WHAT TO DO: For the entries that appear below, write out the exact text and omit the pictures.

DATA TO EXAMINE:
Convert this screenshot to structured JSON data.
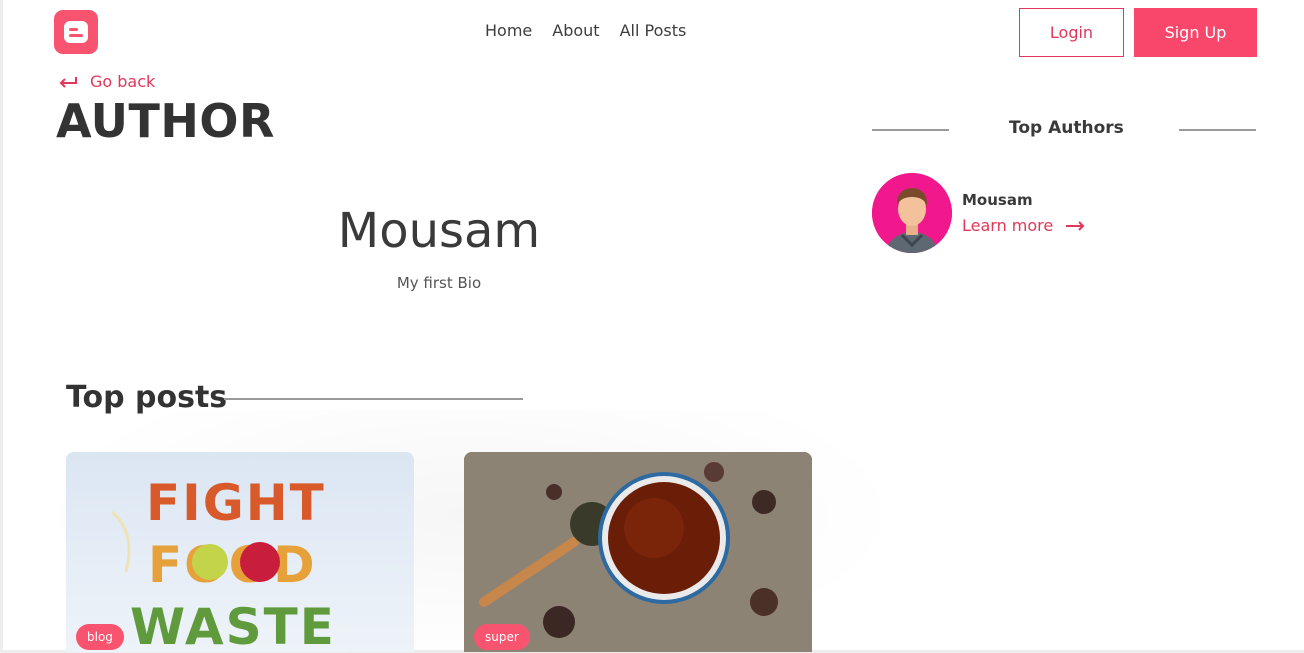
{
  "nav": {
    "links": [
      {
        "label": "Home"
      },
      {
        "label": "About"
      },
      {
        "label": "All Posts"
      }
    ],
    "login_label": "Login",
    "signup_label": "Sign Up"
  },
  "page": {
    "go_back_label": "Go back",
    "title": "AUTHOR"
  },
  "author": {
    "name": "Mousam",
    "bio": "My first Bio"
  },
  "top_authors": {
    "title": "Top Authors",
    "items": [
      {
        "name": "Mousam",
        "link_label": "Learn more"
      }
    ]
  },
  "top_posts": {
    "title": "Top posts",
    "posts": [
      {
        "tag": "blog",
        "image_text": [
          "FIGHT",
          "FOOD",
          "WASTE"
        ]
      },
      {
        "tag": "super"
      }
    ]
  },
  "colors": {
    "accent": "#f8476a",
    "accent_text": "#e0375a",
    "avatar_bg": "#f0188c"
  },
  "icons": {
    "logo": "blogger-logo-icon",
    "back": "arrow-left-return-icon",
    "learn_more": "arrow-right-icon"
  }
}
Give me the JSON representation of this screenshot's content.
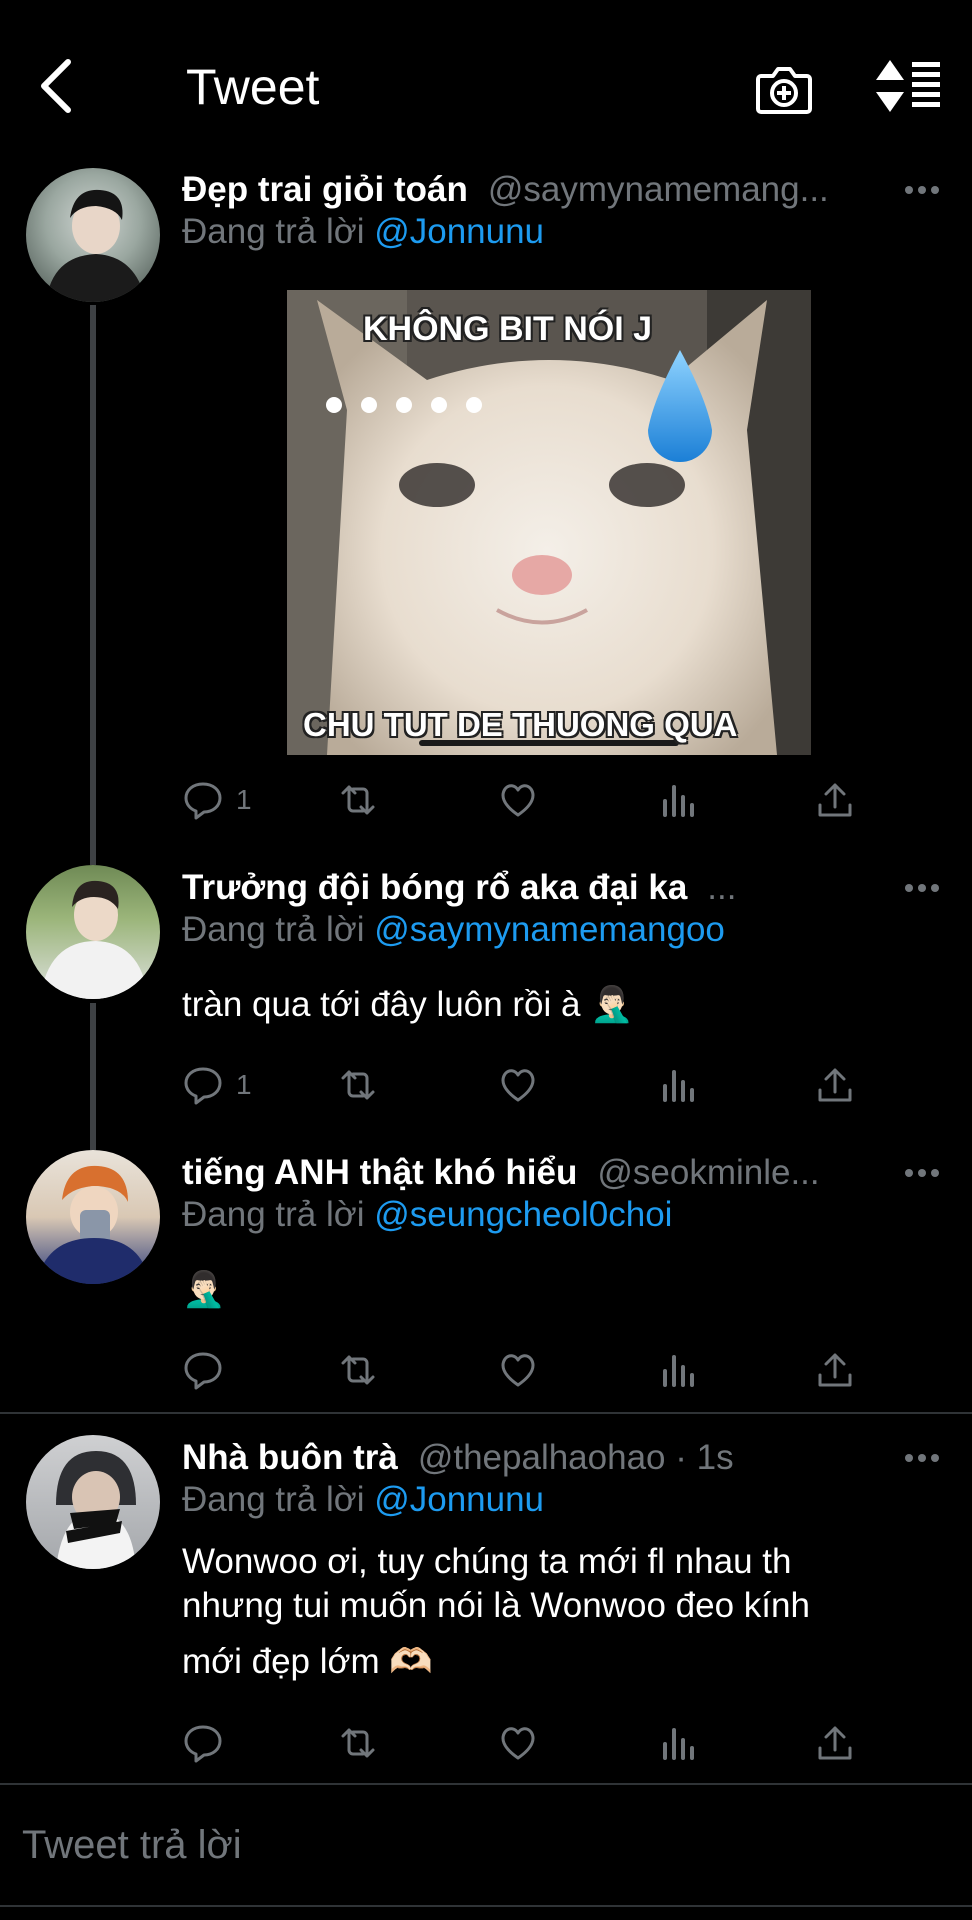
{
  "header": {
    "title": "Tweet",
    "back_icon": "chevron-left-icon",
    "camera_icon": "camera-plus-icon",
    "sort_icon": "sort-icon"
  },
  "tweets": [
    {
      "name": "Đẹp trai giỏi toán",
      "handle": "@saymynamemang...",
      "reply_prefix": "Đang trả lời",
      "reply_to": "@Jonnunu",
      "text": "",
      "media": {
        "top_text": "KHÔNG BIT NÓI J",
        "bottom_text": "CHU TUT DE THUONG QUA"
      },
      "reply_count": "1"
    },
    {
      "name": "Trưởng đội bóng rổ aka đại ka",
      "handle": "...",
      "reply_prefix": "Đang trả lời",
      "reply_to": "@saymynamemangoo",
      "text": "tràn qua tới đây luôn rồi à 🤦🏻‍♂️",
      "reply_count": "1"
    },
    {
      "name": "tiếng ANH thật khó hiểu",
      "handle": "@seokminle...",
      "reply_prefix": "Đang trả lời",
      "reply_to": "@seungcheol0choi",
      "text": "🤦🏻‍♂️",
      "reply_count": ""
    },
    {
      "name": "Nhà buôn trà",
      "handle": "@thepalhaohao · 1s",
      "reply_prefix": "Đang trả lời",
      "reply_to": "@Jonnunu",
      "text_line1": "Wonwoo ơi, tuy chúng ta mới fl nhau th",
      "text_line2": "nhưng tui muốn nói là  Wonwoo đeo kính",
      "text_line3": "mới đẹp lớm 🫶🏻",
      "reply_count": ""
    }
  ],
  "composer": {
    "placeholder": "Tweet trả lời"
  },
  "colors": {
    "background": "#000000",
    "accent": "#1d9bf0",
    "muted": "#71767b",
    "text": "#e7e9ea"
  }
}
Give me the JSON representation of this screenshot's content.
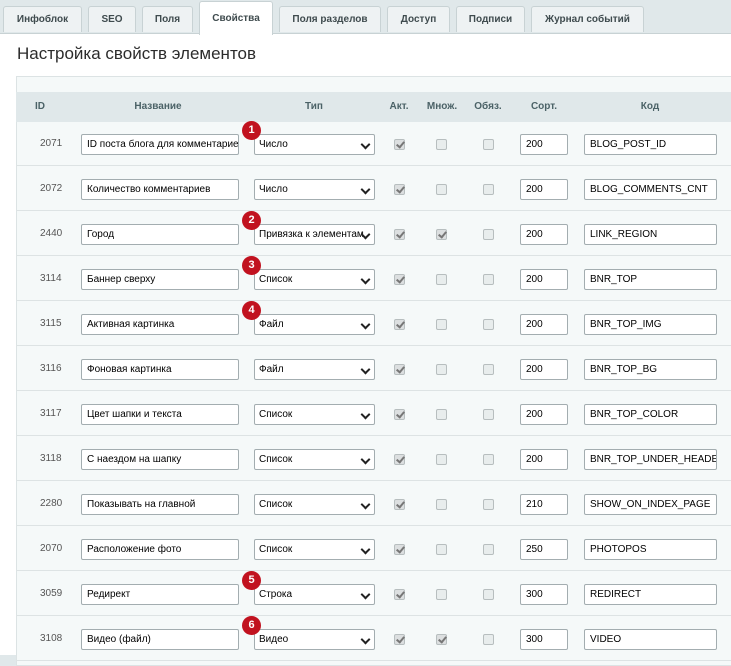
{
  "tabs": [
    {
      "label": "Инфоблок"
    },
    {
      "label": "SEO"
    },
    {
      "label": "Поля"
    },
    {
      "label": "Свойства"
    },
    {
      "label": "Поля разделов"
    },
    {
      "label": "Доступ"
    },
    {
      "label": "Подписи"
    },
    {
      "label": "Журнал событий"
    }
  ],
  "active_tab": "Свойства",
  "page_title": "Настройка свойств элементов",
  "columns": {
    "id": "ID",
    "name": "Название",
    "type": "Тип",
    "active": "Акт.",
    "multiple": "Множ.",
    "required": "Обяз.",
    "sort": "Сорт.",
    "code": "Код"
  },
  "rows": [
    {
      "id": "2071",
      "name": "ID поста блога для комментариев",
      "type": "Число",
      "active": true,
      "multiple": false,
      "required": false,
      "sort": "200",
      "code": "BLOG_POST_ID",
      "marker": "1"
    },
    {
      "id": "2072",
      "name": "Количество комментариев",
      "type": "Число",
      "active": true,
      "multiple": false,
      "required": false,
      "sort": "200",
      "code": "BLOG_COMMENTS_CNT",
      "marker": ""
    },
    {
      "id": "2440",
      "name": "Город",
      "type": "Привязка к элементам",
      "active": true,
      "multiple": true,
      "required": false,
      "sort": "200",
      "code": "LINK_REGION",
      "marker": "2"
    },
    {
      "id": "3114",
      "name": "Баннер сверху",
      "type": "Список",
      "active": true,
      "multiple": false,
      "required": false,
      "sort": "200",
      "code": "BNR_TOP",
      "marker": "3"
    },
    {
      "id": "3115",
      "name": "Активная картинка",
      "type": "Файл",
      "active": true,
      "multiple": false,
      "required": false,
      "sort": "200",
      "code": "BNR_TOP_IMG",
      "marker": "4"
    },
    {
      "id": "3116",
      "name": "Фоновая картинка",
      "type": "Файл",
      "active": true,
      "multiple": false,
      "required": false,
      "sort": "200",
      "code": "BNR_TOP_BG",
      "marker": ""
    },
    {
      "id": "3117",
      "name": "Цвет шапки и текста",
      "type": "Список",
      "active": true,
      "multiple": false,
      "required": false,
      "sort": "200",
      "code": "BNR_TOP_COLOR",
      "marker": ""
    },
    {
      "id": "3118",
      "name": "С наездом на шапку",
      "type": "Список",
      "active": true,
      "multiple": false,
      "required": false,
      "sort": "200",
      "code": "BNR_TOP_UNDER_HEADER",
      "marker": ""
    },
    {
      "id": "2280",
      "name": "Показывать на главной",
      "type": "Список",
      "active": true,
      "multiple": false,
      "required": false,
      "sort": "210",
      "code": "SHOW_ON_INDEX_PAGE",
      "marker": ""
    },
    {
      "id": "2070",
      "name": "Расположение фото",
      "type": "Список",
      "active": true,
      "multiple": false,
      "required": false,
      "sort": "250",
      "code": "PHOTOPOS",
      "marker": ""
    },
    {
      "id": "3059",
      "name": "Редирект",
      "type": "Строка",
      "active": true,
      "multiple": false,
      "required": false,
      "sort": "300",
      "code": "REDIRECT",
      "marker": "5"
    },
    {
      "id": "3108",
      "name": "Видео (файл)",
      "type": "Видео",
      "active": true,
      "multiple": true,
      "required": false,
      "sort": "300",
      "code": "VIDEO",
      "marker": "6"
    }
  ],
  "colors": {
    "marker": "#c1121f",
    "background": "#e0e8ea",
    "panel": "#ffffff"
  },
  "icons": {
    "select_arrow": "chevron-down-icon",
    "checkbox": "checkbox-icon"
  }
}
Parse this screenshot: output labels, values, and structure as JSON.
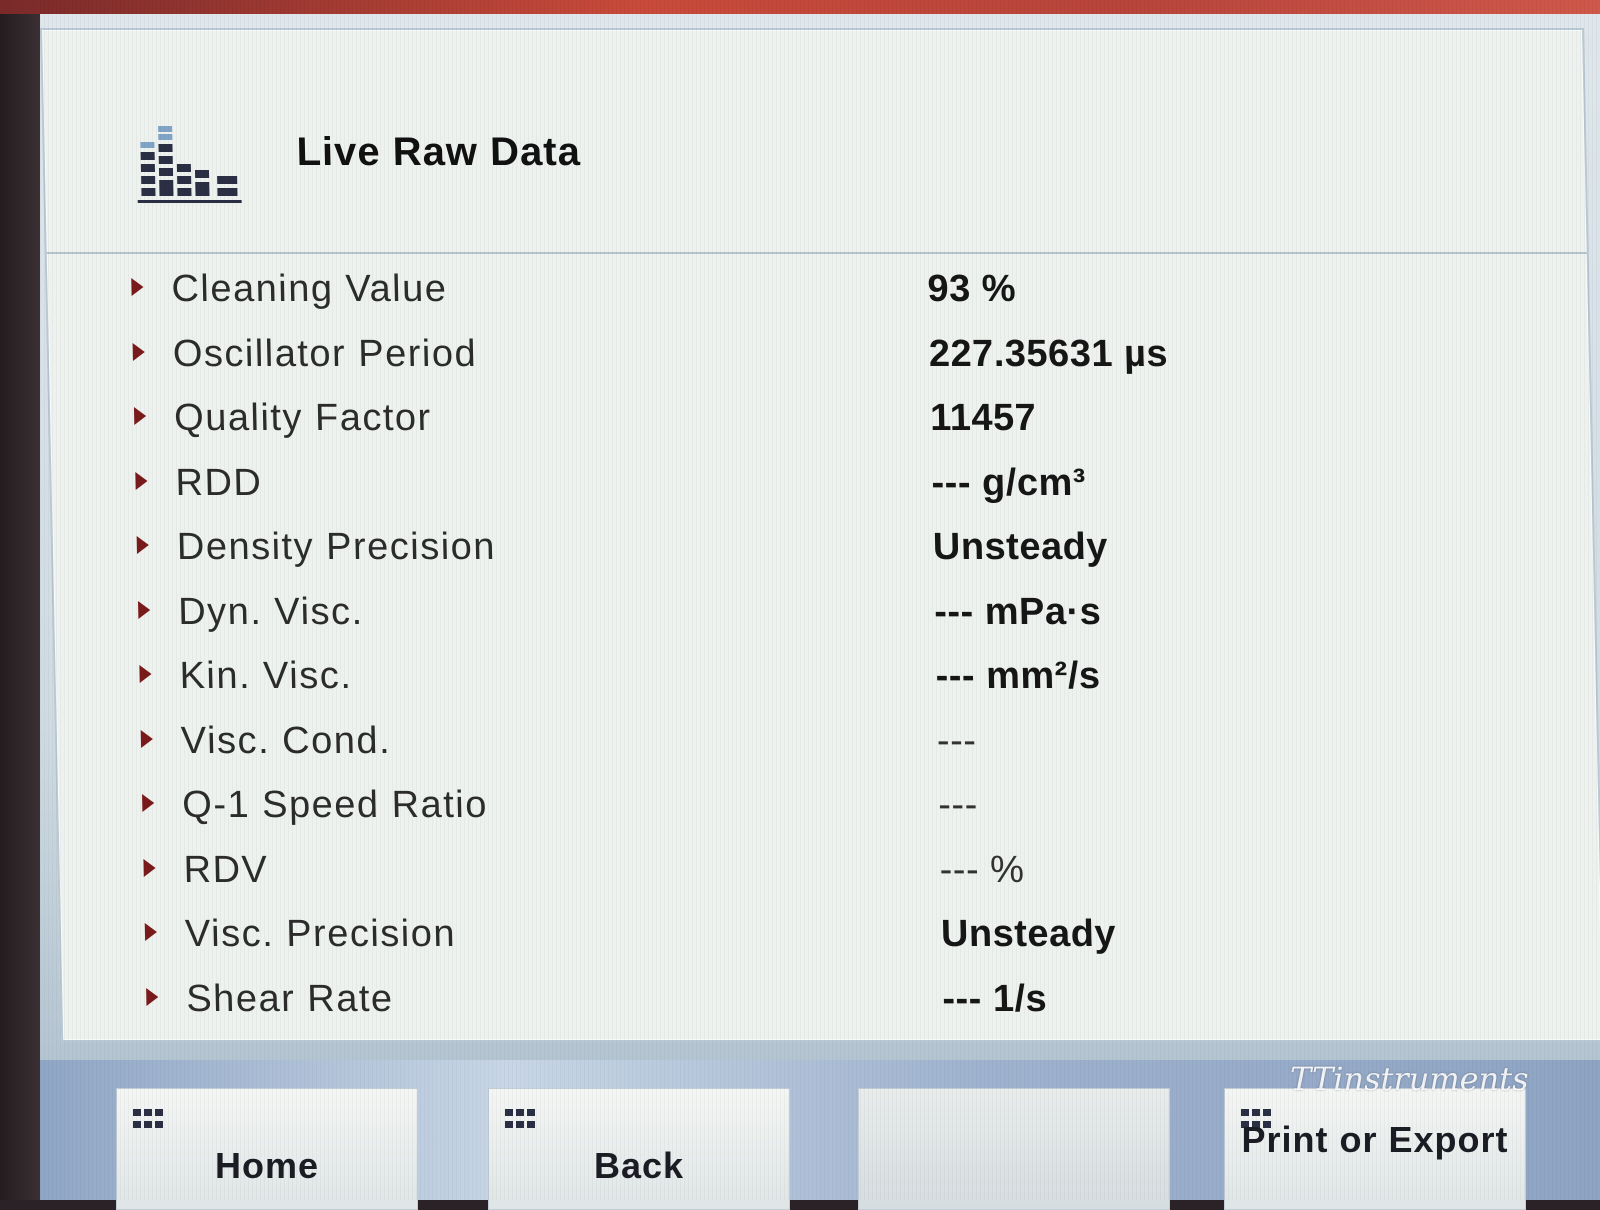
{
  "header": {
    "title": "Live Raw Data",
    "icon": "bar-chart-icon"
  },
  "rows": [
    {
      "label": "Cleaning Value",
      "value": "93 %"
    },
    {
      "label": "Oscillator Period",
      "value": "227.35631 µs"
    },
    {
      "label": "Quality Factor",
      "value": "11457"
    },
    {
      "label": "RDD",
      "value": "--- g/cm³"
    },
    {
      "label": "Density Precision",
      "value": "Unsteady"
    },
    {
      "label": "Dyn. Visc.",
      "value": "--- mPa·s"
    },
    {
      "label": "Kin. Visc.",
      "value": "--- mm²/s"
    },
    {
      "label": "Visc. Cond.",
      "value": "---"
    },
    {
      "label": "Q-1 Speed Ratio",
      "value": "---"
    },
    {
      "label": "RDV",
      "value": "--- %"
    },
    {
      "label": "Visc. Precision",
      "value": "Unsteady"
    },
    {
      "label": "Shear Rate",
      "value": "--- 1/s"
    }
  ],
  "toolbar": {
    "home_label": "Home",
    "back_label": "Back",
    "print_label": "Print or Export"
  },
  "watermark": "TTinstruments",
  "colors": {
    "panel": "#eef2ef",
    "arrow": "#7a1a1a",
    "header_icon": "#2b2f44",
    "toolbar": "#9fb3cf"
  }
}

SOLUTION FOR THIS EXERCISE:
Convert this screenshot to structured JSON data.
{
  "nav": {
    "links": [
      {
        "label": "Home"
      },
      {
        "label": "About"
      },
      {
        "label": "All Posts"
      }
    ],
    "login_label": "Login",
    "signup_label": "Sign Up"
  },
  "page": {
    "go_back_label": "Go back",
    "title": "AUTHOR"
  },
  "author": {
    "name": "Mousam",
    "bio": "My first Bio"
  },
  "top_authors": {
    "title": "Top Authors",
    "items": [
      {
        "name": "Mousam",
        "link_label": "Learn more"
      }
    ]
  },
  "top_posts": {
    "title": "Top posts",
    "posts": [
      {
        "tag": "blog",
        "image_text": [
          "FIGHT",
          "FOOD",
          "WASTE"
        ]
      },
      {
        "tag": "super"
      }
    ]
  },
  "colors": {
    "accent": "#f8476a",
    "accent_text": "#e0375a",
    "avatar_bg": "#f0188c"
  },
  "icons": {
    "logo": "blogger-logo-icon",
    "back": "arrow-left-return-icon",
    "learn_more": "arrow-right-icon"
  }
}
Give me the JSON representation of this screenshot's content.
{
  "header": {
    "title": "Tweet",
    "back_icon": "chevron-left-icon",
    "camera_icon": "camera-plus-icon",
    "sort_icon": "sort-icon"
  },
  "tweets": [
    {
      "name": "Đẹp trai giỏi toán",
      "handle": "@saymynamemang...",
      "reply_prefix": "Đang trả lời",
      "reply_to": "@Jonnunu",
      "text": "",
      "media": {
        "top_text": "KHÔNG BIT NÓI J",
        "bottom_text": "CHU TUT DE THUONG QUA"
      },
      "reply_count": "1"
    },
    {
      "name": "Trưởng đội bóng rổ aka đại ka",
      "handle": "...",
      "reply_prefix": "Đang trả lời",
      "reply_to": "@saymynamemangoo",
      "text": "tràn qua tới đây luôn rồi à 🤦🏻‍♂️",
      "reply_count": "1"
    },
    {
      "name": "tiếng ANH thật khó hiểu",
      "handle": "@seokminle...",
      "reply_prefix": "Đang trả lời",
      "reply_to": "@seungcheol0choi",
      "text": "🤦🏻‍♂️",
      "reply_count": ""
    },
    {
      "name": "Nhà buôn trà",
      "handle": "@thepalhaohao · 1s",
      "reply_prefix": "Đang trả lời",
      "reply_to": "@Jonnunu",
      "text_line1": "Wonwoo ơi, tuy chúng ta mới fl nhau th",
      "text_line2": "nhưng tui muốn nói là  Wonwoo đeo kính",
      "text_line3": "mới đẹp lớm 🫶🏻",
      "reply_count": ""
    }
  ],
  "composer": {
    "placeholder": "Tweet trả lời"
  },
  "colors": {
    "background": "#000000",
    "accent": "#1d9bf0",
    "muted": "#71767b",
    "text": "#e7e9ea"
  }
}
Give me the JSON representation of this screenshot's content.
{
  "tabs": [
    {
      "label": "Инфоблок"
    },
    {
      "label": "SEO"
    },
    {
      "label": "Поля"
    },
    {
      "label": "Свойства"
    },
    {
      "label": "Поля разделов"
    },
    {
      "label": "Доступ"
    },
    {
      "label": "Подписи"
    },
    {
      "label": "Журнал событий"
    }
  ],
  "active_tab": "Свойства",
  "page_title": "Настройка свойств элементов",
  "columns": {
    "id": "ID",
    "name": "Название",
    "type": "Тип",
    "active": "Акт.",
    "multiple": "Множ.",
    "required": "Обяз.",
    "sort": "Сорт.",
    "code": "Код"
  },
  "rows": [
    {
      "id": "2071",
      "name": "ID поста блога для комментариев",
      "type": "Число",
      "active": true,
      "multiple": false,
      "required": false,
      "sort": "200",
      "code": "BLOG_POST_ID",
      "marker": "1"
    },
    {
      "id": "2072",
      "name": "Количество комментариев",
      "type": "Число",
      "active": true,
      "multiple": false,
      "required": false,
      "sort": "200",
      "code": "BLOG_COMMENTS_CNT",
      "marker": ""
    },
    {
      "id": "2440",
      "name": "Город",
      "type": "Привязка к элементам",
      "active": true,
      "multiple": true,
      "required": false,
      "sort": "200",
      "code": "LINK_REGION",
      "marker": "2"
    },
    {
      "id": "3114",
      "name": "Баннер сверху",
      "type": "Список",
      "active": true,
      "multiple": false,
      "required": false,
      "sort": "200",
      "code": "BNR_TOP",
      "marker": "3"
    },
    {
      "id": "3115",
      "name": "Активная картинка",
      "type": "Файл",
      "active": true,
      "multiple": false,
      "required": false,
      "sort": "200",
      "code": "BNR_TOP_IMG",
      "marker": "4"
    },
    {
      "id": "3116",
      "name": "Фоновая картинка",
      "type": "Файл",
      "active": true,
      "multiple": false,
      "required": false,
      "sort": "200",
      "code": "BNR_TOP_BG",
      "marker": ""
    },
    {
      "id": "3117",
      "name": "Цвет шапки и текста",
      "type": "Список",
      "active": true,
      "multiple": false,
      "required": false,
      "sort": "200",
      "code": "BNR_TOP_COLOR",
      "marker": ""
    },
    {
      "id": "3118",
      "name": "С наездом на шапку",
      "type": "Список",
      "active": true,
      "multiple": false,
      "required": false,
      "sort": "200",
      "code": "BNR_TOP_UNDER_HEADER",
      "marker": ""
    },
    {
      "id": "2280",
      "name": "Показывать на главной",
      "type": "Список",
      "active": true,
      "multiple": false,
      "required": false,
      "sort": "210",
      "code": "SHOW_ON_INDEX_PAGE",
      "marker": ""
    },
    {
      "id": "2070",
      "name": "Расположение фото",
      "type": "Список",
      "active": true,
      "multiple": false,
      "required": false,
      "sort": "250",
      "code": "PHOTOPOS",
      "marker": ""
    },
    {
      "id": "3059",
      "name": "Редирект",
      "type": "Строка",
      "active": true,
      "multiple": false,
      "required": false,
      "sort": "300",
      "code": "REDIRECT",
      "marker": "5"
    },
    {
      "id": "3108",
      "name": "Видео (файл)",
      "type": "Видео",
      "active": true,
      "multiple": true,
      "required": false,
      "sort": "300",
      "code": "VIDEO",
      "marker": "6"
    }
  ],
  "colors": {
    "marker": "#c1121f",
    "background": "#e0e8ea",
    "panel": "#ffffff"
  },
  "icons": {
    "select_arrow": "chevron-down-icon",
    "checkbox": "checkbox-icon"
  }
}
Parse this screenshot: output labels, values, and structure as JSON.
{
  "header": {
    "title": "Live Raw Data",
    "icon": "bar-chart-icon"
  },
  "rows": [
    {
      "label": "Cleaning Value",
      "value": "93 %"
    },
    {
      "label": "Oscillator Period",
      "value": "227.35631 µs"
    },
    {
      "label": "Quality Factor",
      "value": "11457"
    },
    {
      "label": "RDD",
      "value": "--- g/cm³"
    },
    {
      "label": "Density Precision",
      "value": "Unsteady"
    },
    {
      "label": "Dyn. Visc.",
      "value": "--- mPa·s"
    },
    {
      "label": "Kin. Visc.",
      "value": "--- mm²/s"
    },
    {
      "label": "Visc. Cond.",
      "value": "---"
    },
    {
      "label": "Q-1 Speed Ratio",
      "value": "---"
    },
    {
      "label": "RDV",
      "value": "--- %"
    },
    {
      "label": "Visc. Precision",
      "value": "Unsteady"
    },
    {
      "label": "Shear Rate",
      "value": "--- 1/s"
    }
  ],
  "toolbar": {
    "home_label": "Home",
    "back_label": "Back",
    "print_label": "Print or Export"
  },
  "watermark": "TTinstruments",
  "colors": {
    "panel": "#eef2ef",
    "arrow": "#7a1a1a",
    "header_icon": "#2b2f44",
    "toolbar": "#9fb3cf"
  }
}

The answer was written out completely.